Aim of the exercise =
Repeat each entry exactly and drop the pictures.
Records for processing Start Marker
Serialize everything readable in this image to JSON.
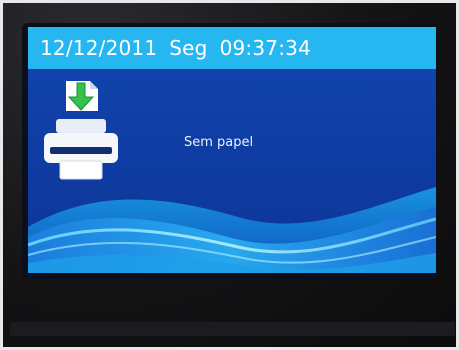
{
  "status_bar": {
    "date": "12/12/2011",
    "weekday": "Seg",
    "time": "09:37:34"
  },
  "main": {
    "status_message": "Sem papel",
    "icon": "printer-paper-load-icon"
  },
  "colors": {
    "status_bar_bg": "#27b7f0",
    "screen_bg": "#0f3ea6",
    "icon_arrow": "#34c24a"
  }
}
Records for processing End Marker
Task response =
Serialize everything readable in this image to JSON.
{
  "status_bar": {
    "date": "12/12/2011",
    "weekday": "Seg",
    "time": "09:37:34"
  },
  "main": {
    "status_message": "Sem papel",
    "icon": "printer-paper-load-icon"
  },
  "colors": {
    "status_bar_bg": "#27b7f0",
    "screen_bg": "#0f3ea6",
    "icon_arrow": "#34c24a"
  }
}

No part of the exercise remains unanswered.